The iPhone 4 has been dogged, seemingly from the moment of release, with complaints that holding the phone in a particular way would cause a dramatic reduction in the signal strength bars, as well as more dropped calls, degraded voice quality, and reduced data throughput.
In response to one customer complaint about this problem, Apple CEO Steve Jobs replied, "Just don't hold it that way." That seemed like a snarky and smug reply, but since then cell phone manuals and suggestions from other manufacturers have been trotted out to show that they often advise how to hold the phone.
For the record, I, like many others, can't duplicate the problem, but I have dry hands.
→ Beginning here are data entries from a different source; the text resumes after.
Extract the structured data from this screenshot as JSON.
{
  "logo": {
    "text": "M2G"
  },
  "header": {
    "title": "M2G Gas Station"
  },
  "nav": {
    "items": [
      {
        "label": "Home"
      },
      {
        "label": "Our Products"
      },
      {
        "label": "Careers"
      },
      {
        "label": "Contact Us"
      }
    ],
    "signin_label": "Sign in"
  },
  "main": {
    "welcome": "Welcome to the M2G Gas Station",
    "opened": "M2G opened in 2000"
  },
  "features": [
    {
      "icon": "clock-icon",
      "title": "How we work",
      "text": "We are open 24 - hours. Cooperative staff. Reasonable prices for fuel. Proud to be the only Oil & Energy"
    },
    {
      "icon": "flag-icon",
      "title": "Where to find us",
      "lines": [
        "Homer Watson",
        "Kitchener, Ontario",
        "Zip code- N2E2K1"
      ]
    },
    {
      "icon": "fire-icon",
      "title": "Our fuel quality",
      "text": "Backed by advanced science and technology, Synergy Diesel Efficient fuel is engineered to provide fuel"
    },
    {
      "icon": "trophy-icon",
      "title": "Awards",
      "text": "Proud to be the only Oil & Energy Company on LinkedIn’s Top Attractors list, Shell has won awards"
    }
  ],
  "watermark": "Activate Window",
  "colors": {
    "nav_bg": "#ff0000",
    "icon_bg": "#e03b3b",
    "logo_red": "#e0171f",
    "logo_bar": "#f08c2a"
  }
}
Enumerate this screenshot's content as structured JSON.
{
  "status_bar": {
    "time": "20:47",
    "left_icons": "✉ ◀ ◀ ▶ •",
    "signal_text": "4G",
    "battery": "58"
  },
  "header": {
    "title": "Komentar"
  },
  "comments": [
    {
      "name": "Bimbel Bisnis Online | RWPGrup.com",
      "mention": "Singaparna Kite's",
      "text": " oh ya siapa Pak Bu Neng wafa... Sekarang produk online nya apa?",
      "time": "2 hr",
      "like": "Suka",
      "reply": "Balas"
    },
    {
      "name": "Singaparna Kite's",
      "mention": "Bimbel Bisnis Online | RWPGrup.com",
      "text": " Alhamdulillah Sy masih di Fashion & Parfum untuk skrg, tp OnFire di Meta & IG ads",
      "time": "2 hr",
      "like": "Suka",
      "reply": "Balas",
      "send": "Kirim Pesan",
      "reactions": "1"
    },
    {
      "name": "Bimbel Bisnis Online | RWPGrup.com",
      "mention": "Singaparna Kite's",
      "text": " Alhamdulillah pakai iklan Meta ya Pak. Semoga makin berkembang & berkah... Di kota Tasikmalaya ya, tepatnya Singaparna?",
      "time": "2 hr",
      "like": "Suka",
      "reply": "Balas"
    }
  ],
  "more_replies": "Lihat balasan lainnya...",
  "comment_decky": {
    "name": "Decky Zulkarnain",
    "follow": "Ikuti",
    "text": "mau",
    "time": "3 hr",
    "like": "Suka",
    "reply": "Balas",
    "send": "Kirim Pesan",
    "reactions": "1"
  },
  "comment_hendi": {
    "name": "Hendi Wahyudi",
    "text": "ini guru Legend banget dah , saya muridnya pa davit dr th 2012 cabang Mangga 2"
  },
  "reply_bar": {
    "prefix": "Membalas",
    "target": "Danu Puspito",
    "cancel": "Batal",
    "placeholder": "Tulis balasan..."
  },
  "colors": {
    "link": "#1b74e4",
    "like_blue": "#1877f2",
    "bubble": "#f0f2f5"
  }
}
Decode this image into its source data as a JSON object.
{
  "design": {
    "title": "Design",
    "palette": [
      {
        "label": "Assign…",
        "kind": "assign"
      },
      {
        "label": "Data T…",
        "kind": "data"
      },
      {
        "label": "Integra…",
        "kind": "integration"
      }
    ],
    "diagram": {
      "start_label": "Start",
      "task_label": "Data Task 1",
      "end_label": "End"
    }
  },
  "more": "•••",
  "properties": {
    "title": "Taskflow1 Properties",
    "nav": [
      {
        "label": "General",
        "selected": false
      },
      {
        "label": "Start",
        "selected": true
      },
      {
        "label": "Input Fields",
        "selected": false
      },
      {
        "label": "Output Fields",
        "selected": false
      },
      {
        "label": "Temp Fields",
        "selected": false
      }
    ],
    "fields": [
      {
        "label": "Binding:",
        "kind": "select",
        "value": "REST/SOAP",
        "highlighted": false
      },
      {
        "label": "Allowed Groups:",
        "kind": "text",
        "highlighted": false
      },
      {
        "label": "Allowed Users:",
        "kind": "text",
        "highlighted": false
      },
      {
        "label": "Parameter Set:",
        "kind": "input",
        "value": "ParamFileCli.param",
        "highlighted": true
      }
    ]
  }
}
There's some suspicion that a combination of moisture, skin conductivity, hand size, and the particular manufacturing properties of each phone combine to cause reduced signal strength.
AnandTech took a thorough look at the iPhone 4's antenna performance through a clever workaround that avoided jailbreaking to show testers the actual decibel measurement (dBm) used for signal measurement instead of relying on the presentation of graphical bars. (This number could be enabled in iPhone OS 3 in a legitimate mode, but not iOS 4; the writers enabled it on an older iPhone, and then used that to restore an iPhone 4.)
The reviewers found the iPhone 4 antenna was far better in low signal conditions than the iPhone 3GS, but that the way you held it could make a big difference in attenuation - the reduction in signal strength due to an obstruction.
But the writers also discovered that there was a significant discrepancy in how the iOS reported signal strength in bars relative to their own measurement using numbers. And that's what Apple acknowledged in this unusual statement.
Apple said that the problem is a calculation error that dates back to the earliest iPhone. A small change in signal strength could cause two bars of signal to disappear instantly. If you relied on the visual display instead of, say, a dropped call occurring or seeing network throughput go down, you would assume the phone or AT&T's network was at fault. Apple will be adopting a new formula recently recommended by AT&T for calculating how many bars to display for signal strength.
The new formula means that you'll likely see more situations with two or three bars instead of five - something I wondered about when I was seeing five bars in clearly marginal reception situations. Apple said it will make the first three bars a little taller, too.
If I put on my cynical hat, I would say - as John Gruber does in his slightly NSFW translation from marketing into English of the Apple letter - that Apple clearly favored an algorithm that erroneously showed better performance than what existed. Making fewer bars taller will make reception seem "higher," too. However, given that the frequent two-to-three bar drop annoyed customers, it's hard to ascribe too much motivation to the marketing explanation.
An update in the next few weeks is planned for all iPhone models except the original 2007 model, ostensibly via an iOS patch. It's a shame that Apple won't push out a 3.1 fix for the original iPhone and those that choose to stay with 3.1 for the iPhone 3G. Perhaps the company will be embarrassed into making that fix, as well.
Fixing the graphical presentation of signal strength doesn't address the "hold it this way" problem, of course. The AnandTech reviewers, among others, have said that applying an extremely thin coating over the antenna would have likely resolved the problem. They and others have called for Apple to provide a free bumper case to any who complain, too. A class-action lawsuit is already underway as well.
Apple says, "The iPhone 4's wireless performance is the best we have ever shipped," and I believe that. But it's also a specious statement. The issue isn't whether, in a lab or overall, the iPhone 4's wireless performance is better than previous models; rather, how does the iPhone 4 perform across a typical variety of real-world conditions?
In marginal situations, without a case, held in a particular way, it clearly performs more poorly than it could, had engineering choices been made slightly differently. A few thin layers of insulation or another simple solution might have given the iPhone 4 better performance in the worst conditions - no matter how you held it.